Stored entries
Start of Block
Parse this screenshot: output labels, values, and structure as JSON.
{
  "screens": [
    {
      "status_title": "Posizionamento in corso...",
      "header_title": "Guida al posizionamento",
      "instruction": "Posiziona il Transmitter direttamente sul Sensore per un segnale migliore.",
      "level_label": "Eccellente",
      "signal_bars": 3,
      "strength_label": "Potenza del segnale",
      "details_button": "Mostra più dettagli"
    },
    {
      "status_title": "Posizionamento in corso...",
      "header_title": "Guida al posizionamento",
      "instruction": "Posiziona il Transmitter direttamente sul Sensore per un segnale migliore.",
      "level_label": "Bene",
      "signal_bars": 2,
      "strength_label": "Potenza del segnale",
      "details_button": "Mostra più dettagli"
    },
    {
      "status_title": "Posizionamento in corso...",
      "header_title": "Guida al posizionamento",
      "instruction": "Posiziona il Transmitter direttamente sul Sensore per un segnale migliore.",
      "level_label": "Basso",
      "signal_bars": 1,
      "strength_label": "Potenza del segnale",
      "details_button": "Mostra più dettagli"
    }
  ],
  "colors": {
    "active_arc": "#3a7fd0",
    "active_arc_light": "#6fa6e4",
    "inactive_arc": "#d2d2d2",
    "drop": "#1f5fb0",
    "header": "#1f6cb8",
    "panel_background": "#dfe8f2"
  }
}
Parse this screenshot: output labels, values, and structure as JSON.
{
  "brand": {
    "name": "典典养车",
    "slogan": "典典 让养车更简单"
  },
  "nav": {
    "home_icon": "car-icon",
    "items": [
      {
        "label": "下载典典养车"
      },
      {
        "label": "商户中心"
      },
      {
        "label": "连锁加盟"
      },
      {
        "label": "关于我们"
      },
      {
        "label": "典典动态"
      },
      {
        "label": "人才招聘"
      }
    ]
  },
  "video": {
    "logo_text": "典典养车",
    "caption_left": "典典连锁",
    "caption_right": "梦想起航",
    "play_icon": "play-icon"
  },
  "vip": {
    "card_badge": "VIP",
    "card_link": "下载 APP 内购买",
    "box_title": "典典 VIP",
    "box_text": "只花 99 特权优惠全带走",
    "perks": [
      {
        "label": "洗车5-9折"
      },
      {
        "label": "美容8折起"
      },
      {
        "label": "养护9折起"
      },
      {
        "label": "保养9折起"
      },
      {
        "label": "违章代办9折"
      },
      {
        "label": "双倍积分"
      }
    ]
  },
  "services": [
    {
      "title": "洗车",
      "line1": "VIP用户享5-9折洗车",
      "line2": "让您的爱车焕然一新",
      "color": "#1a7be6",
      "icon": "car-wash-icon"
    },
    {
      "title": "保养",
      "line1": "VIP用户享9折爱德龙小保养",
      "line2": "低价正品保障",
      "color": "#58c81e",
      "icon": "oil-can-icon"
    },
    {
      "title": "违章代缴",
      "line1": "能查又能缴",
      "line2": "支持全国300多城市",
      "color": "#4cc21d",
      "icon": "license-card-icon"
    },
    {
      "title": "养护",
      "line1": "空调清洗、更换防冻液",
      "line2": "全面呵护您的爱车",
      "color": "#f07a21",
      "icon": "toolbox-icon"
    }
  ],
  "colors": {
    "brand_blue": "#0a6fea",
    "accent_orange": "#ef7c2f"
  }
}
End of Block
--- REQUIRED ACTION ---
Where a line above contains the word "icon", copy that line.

--- ANSWER SPACE ---
    "home_icon": "car-icon",
    "play_icon": "play-icon"
      "icon": "car-wash-icon"
      "icon": "oil-can-icon"
      "icon": "license-card-icon"
      "icon": "toolbox-icon"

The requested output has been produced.